Woodhill is making an important argument here: We have a duty to be covered. If we aren’t covered, we will still get treated, but others will end up paying for our treatment. If libertarians and limited-government advocates mean what they say--that people should be free, so long as they aren’t doing harm to others--then they need to consider the harm that the uninsured are inflicting on others by their lack of insurance.
Yes, there are other ways to address this problem--using, for example, insurance pools for emergency and catastrophic care--but Woodhill argues that those alternatives are less satisfactory than the mandatory insurance plan he favors.
Woodhill’s position is controversial in Republican circles, but he is looking way ahead, past even the 2012 elections. The resurgent right may ambush Romney over his past support for Commonwealth Care, thereby derailing his bid for the presidency, but one of these years, a Republican is going to win back the White House. At which point, he or she will have to figure out a healthcare plan that will really work for the country, even if that plan doesn’t please the ideological avant-garde.
Indeed, as I have pointed out here at SMS, the actual policies--defined by money spent, laws written, and, yes, taxes collected--that have been put in place by elected Republicans, such as Romney, or Louisiana Governor Bobby Jindal, are a lot different from the policy proposals dominating opinion pages.

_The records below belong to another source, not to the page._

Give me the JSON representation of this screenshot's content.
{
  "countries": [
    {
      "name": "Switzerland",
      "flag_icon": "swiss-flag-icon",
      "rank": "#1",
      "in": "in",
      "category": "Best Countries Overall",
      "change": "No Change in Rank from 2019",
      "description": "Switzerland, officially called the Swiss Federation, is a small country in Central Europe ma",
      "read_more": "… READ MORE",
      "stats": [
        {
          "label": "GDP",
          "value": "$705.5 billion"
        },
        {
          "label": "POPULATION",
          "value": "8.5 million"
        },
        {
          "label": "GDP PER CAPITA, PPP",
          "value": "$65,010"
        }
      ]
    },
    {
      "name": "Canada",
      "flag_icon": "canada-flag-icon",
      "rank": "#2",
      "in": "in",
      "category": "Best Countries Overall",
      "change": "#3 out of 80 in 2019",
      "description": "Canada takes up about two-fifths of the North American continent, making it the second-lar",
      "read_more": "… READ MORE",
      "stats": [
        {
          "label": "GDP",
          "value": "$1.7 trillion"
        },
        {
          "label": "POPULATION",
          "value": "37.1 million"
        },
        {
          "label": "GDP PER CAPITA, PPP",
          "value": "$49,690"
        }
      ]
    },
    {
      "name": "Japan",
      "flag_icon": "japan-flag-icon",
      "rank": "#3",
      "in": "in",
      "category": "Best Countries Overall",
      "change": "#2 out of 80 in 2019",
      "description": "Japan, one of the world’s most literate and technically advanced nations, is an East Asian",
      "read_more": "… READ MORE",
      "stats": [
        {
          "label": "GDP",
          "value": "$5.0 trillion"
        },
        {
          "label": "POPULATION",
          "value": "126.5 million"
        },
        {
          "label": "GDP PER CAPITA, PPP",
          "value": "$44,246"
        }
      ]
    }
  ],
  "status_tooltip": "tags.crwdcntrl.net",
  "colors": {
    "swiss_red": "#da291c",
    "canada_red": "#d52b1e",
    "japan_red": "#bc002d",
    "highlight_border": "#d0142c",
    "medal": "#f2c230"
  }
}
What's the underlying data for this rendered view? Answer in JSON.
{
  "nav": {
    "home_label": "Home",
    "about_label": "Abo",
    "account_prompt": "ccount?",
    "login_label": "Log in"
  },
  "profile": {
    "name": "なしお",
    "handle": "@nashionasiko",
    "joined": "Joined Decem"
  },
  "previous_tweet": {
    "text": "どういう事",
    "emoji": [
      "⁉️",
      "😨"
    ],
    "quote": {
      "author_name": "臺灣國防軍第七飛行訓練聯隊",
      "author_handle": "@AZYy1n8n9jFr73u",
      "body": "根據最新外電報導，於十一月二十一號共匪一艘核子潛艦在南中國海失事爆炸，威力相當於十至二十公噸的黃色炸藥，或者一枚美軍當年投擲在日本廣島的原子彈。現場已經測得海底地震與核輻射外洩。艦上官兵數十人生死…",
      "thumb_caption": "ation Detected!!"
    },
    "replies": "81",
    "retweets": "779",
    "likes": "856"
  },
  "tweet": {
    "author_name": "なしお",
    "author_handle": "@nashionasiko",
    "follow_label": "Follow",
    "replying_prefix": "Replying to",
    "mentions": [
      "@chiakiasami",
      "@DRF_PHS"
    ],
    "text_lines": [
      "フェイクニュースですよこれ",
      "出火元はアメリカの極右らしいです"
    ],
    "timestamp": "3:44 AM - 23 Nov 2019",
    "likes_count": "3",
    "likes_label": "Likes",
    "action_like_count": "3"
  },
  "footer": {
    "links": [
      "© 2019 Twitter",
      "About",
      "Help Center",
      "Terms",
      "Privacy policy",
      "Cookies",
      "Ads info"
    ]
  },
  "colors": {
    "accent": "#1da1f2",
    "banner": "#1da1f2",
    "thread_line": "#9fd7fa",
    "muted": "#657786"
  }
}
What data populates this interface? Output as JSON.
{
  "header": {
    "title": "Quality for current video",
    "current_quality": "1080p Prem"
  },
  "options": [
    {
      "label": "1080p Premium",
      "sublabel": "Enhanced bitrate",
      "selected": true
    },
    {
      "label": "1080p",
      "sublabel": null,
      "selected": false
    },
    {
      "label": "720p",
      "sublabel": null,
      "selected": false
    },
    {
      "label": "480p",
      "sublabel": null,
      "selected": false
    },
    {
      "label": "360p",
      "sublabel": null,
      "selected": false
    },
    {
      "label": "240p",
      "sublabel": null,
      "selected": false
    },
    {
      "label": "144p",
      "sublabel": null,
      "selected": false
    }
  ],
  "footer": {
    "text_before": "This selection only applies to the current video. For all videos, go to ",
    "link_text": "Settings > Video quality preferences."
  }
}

And yet the outlines of future healthcare policies--hopefully representing a constructive synthesis of best practices and best ideas--need to be blueprinted now. That’s work that Jim Woodhill, among many others, has been willing to do. And I have no doubt that in the future Jim’s innovative ideas, challenging as they might be to comfortable orthodoxies, will gain respectful hearing in the corridors of actual power.